Bone marrow transplantation (BMT) in Europe for primary immunodeficiencies other than severe combined immunodeficiency: a report from the European Group for BMT and the European Group for Immunodeficiency.
Unfortunately, HLA-identical donors are available in only 25% of cases. BMT of T-cell-depleted bone marrow from HLA-haploidentical donors is associated with a 50 to 70% chance of long-term survival. In order to improve the rate of engraftment, a conditioning regimen is usually given to the recipient before BMT.
Lifelong IV-Ig replacement therapy is necessary for patients with the humoral immunodeficiencies. The initial regimen is 300 to 400 mg/kg every 4 weeks. The dose should be adjusted according to the clinical response. Ig trough levels are also helpful in determining the optimal dosage.
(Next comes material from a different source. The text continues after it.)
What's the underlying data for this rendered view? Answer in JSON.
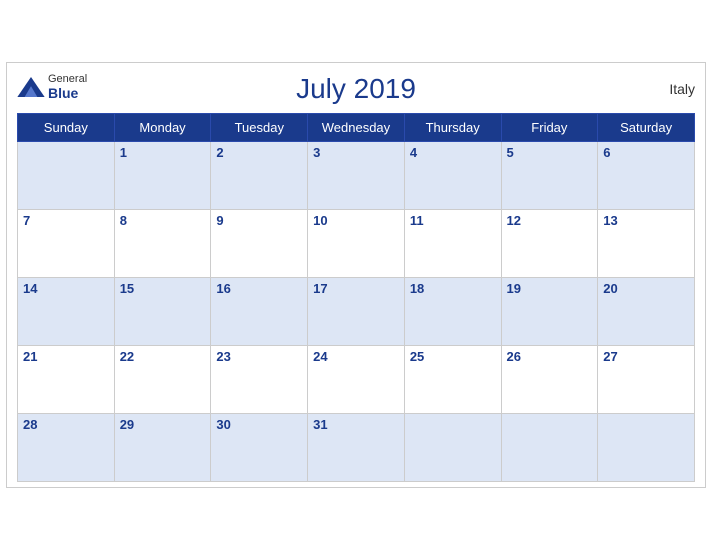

Concomitant prophylactic antibiotic therapy is used for many PIs. All live vaccines are contraindicated in patients with PIs. In addition, these patients should not be in close contact with persons who have received the attenuated poliovirus vaccine because they can potentially become infected.
Other types of therapy include enzyme replacement for ADA deficiency and the use of lymphokines, such as IL-2 for CVID and IL-2 deficiency, granulocyte-macrophage colony-stimulating factor for reticular dysgenesis, and IFN-yfor CGD and the hyper-IgE syndrome. Gene therapy has been performed for the first time in patients with ADA deficiency, but it is still highly experimental. A better understanding of the molecular defects in the PIs will help in the development of new strategies for gene therapy that may revolutionize the management of these diseases in the future.
Use of recombinant human granulocyte macrophage colony simulating factor in an infant with reticular dysgenesis.
Bone marrow transplantation (BMT) in Europe for primary immunodeficiencies other than severe combined immunodeficiency: a report from the European Group for BMT and the European Group for Immunodeficiency.